# Exercise description
Work through the records below and tally every line containing "icon". Reply with the total alone.

# Dataset records

● ● ● ● ●

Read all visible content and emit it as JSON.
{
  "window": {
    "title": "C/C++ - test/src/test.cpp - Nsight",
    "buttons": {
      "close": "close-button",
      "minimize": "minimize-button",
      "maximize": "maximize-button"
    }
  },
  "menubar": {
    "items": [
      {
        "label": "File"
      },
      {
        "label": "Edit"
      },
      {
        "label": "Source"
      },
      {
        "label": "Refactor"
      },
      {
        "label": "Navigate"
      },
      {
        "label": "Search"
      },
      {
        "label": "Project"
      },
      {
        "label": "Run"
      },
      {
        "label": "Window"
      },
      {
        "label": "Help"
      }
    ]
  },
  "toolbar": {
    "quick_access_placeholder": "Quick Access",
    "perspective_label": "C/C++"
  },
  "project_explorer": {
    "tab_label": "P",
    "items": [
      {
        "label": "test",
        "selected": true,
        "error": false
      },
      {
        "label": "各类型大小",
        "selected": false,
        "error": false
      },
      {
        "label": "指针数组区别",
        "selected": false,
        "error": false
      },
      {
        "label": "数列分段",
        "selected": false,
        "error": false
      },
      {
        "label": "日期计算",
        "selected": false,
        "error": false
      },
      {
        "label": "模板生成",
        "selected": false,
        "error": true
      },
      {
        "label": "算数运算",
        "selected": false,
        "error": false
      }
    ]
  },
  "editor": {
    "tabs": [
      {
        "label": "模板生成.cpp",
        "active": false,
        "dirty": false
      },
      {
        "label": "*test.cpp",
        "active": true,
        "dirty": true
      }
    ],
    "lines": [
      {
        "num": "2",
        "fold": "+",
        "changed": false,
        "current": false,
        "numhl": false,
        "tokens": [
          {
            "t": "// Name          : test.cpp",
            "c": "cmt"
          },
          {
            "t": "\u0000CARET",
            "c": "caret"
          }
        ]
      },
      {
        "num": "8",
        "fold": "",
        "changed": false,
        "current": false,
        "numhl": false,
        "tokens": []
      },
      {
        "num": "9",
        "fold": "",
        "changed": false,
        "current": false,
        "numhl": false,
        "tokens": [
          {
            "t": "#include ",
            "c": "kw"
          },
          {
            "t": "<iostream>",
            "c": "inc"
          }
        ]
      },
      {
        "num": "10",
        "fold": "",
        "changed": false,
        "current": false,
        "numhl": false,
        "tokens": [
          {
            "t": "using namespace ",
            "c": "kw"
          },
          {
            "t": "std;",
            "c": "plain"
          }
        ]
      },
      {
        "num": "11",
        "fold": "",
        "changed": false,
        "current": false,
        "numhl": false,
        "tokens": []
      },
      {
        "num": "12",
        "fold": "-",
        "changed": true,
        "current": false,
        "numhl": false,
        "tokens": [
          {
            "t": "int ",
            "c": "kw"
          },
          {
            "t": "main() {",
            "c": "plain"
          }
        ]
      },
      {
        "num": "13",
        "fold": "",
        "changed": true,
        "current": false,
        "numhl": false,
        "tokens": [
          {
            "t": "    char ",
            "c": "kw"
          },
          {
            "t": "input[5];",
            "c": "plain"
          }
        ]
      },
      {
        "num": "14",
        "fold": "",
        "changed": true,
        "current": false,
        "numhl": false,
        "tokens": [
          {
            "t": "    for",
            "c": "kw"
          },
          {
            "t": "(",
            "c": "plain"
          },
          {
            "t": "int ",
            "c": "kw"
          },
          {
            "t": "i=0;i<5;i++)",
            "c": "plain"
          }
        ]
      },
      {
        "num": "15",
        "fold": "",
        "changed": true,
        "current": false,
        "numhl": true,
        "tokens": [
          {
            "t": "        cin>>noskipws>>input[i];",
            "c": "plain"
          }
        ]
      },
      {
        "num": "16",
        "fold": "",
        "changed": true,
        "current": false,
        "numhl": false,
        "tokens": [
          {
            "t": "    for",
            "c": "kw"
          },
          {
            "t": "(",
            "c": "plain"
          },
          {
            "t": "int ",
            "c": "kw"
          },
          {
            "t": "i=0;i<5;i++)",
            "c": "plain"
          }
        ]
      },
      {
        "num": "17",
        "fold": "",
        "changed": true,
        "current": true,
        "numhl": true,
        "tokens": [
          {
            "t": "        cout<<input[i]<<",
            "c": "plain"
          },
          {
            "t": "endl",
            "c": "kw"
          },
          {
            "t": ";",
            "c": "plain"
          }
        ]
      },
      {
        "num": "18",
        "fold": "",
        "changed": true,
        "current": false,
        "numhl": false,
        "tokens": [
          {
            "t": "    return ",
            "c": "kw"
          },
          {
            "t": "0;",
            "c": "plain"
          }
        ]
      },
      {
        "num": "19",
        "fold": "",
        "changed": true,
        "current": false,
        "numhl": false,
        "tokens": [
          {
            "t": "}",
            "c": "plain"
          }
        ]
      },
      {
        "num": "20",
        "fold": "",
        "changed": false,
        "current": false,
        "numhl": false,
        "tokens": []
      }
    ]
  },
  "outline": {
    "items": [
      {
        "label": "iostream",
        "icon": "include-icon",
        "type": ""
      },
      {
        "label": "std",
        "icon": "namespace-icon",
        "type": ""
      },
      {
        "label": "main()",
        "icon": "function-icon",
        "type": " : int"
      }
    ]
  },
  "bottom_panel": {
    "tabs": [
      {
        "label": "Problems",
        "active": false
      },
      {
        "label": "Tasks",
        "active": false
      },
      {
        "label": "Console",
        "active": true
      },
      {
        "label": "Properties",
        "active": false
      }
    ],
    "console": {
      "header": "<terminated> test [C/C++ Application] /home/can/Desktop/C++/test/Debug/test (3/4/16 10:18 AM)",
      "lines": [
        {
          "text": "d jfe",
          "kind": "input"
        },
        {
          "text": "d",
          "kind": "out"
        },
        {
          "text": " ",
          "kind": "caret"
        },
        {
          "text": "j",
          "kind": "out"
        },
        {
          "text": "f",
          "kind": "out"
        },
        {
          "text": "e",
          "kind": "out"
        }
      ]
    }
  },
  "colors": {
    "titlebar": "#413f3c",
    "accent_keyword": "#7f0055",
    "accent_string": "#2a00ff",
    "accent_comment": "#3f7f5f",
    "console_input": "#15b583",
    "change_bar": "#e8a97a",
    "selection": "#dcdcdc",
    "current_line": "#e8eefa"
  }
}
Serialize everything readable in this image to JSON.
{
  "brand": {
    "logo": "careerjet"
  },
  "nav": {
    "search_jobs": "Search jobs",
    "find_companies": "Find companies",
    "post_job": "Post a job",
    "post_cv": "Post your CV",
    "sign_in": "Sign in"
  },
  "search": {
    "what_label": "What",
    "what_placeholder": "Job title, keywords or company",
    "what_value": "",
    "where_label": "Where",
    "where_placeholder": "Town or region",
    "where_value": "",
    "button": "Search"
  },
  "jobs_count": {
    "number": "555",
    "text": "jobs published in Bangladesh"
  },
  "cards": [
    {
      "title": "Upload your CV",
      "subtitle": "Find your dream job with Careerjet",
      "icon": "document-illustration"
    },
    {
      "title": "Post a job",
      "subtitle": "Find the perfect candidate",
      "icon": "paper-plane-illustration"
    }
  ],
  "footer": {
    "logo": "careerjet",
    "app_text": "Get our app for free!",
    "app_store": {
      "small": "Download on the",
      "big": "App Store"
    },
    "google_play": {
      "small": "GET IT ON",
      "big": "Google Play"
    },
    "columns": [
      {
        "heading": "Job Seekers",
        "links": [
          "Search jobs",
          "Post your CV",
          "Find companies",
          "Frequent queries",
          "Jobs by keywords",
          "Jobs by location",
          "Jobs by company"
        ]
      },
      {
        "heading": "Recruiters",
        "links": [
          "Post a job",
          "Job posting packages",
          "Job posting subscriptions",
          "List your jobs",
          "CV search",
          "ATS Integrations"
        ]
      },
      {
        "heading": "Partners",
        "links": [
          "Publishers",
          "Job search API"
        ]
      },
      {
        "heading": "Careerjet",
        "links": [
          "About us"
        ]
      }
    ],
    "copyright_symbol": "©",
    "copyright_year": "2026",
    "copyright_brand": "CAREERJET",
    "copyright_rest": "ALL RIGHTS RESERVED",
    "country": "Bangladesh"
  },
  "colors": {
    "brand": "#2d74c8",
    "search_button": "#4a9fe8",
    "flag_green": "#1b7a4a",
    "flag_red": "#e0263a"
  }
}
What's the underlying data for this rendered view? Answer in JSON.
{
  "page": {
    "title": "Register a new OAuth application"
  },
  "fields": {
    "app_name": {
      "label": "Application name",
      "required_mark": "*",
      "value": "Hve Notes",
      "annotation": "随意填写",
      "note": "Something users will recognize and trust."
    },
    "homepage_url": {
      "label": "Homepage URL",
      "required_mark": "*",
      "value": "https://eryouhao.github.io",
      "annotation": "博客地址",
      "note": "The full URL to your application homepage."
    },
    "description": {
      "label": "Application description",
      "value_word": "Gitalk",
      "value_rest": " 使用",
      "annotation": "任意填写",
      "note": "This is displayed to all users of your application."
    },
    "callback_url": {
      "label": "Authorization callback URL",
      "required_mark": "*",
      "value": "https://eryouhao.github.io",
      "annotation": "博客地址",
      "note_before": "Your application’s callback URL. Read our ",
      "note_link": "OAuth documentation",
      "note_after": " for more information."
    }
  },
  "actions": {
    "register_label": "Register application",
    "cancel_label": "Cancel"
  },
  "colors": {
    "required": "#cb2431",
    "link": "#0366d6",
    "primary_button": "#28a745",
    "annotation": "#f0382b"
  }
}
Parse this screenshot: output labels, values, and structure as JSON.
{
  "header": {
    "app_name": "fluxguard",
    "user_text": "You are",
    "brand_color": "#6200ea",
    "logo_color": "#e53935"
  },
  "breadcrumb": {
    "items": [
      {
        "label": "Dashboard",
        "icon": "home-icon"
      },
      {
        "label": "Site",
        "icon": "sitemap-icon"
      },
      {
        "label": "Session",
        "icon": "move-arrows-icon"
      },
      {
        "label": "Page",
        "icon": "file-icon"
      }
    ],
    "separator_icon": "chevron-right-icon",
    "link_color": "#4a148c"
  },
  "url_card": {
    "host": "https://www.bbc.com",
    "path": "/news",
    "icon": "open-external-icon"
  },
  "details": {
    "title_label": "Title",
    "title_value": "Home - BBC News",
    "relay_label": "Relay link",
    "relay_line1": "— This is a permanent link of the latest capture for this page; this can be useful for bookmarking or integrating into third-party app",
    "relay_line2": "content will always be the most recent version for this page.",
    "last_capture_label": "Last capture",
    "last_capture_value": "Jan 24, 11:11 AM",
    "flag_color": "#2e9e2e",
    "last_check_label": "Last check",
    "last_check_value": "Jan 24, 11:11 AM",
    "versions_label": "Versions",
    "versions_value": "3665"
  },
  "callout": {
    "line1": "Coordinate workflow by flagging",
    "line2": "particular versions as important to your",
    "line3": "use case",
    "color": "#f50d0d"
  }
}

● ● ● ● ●

# Problem solution
11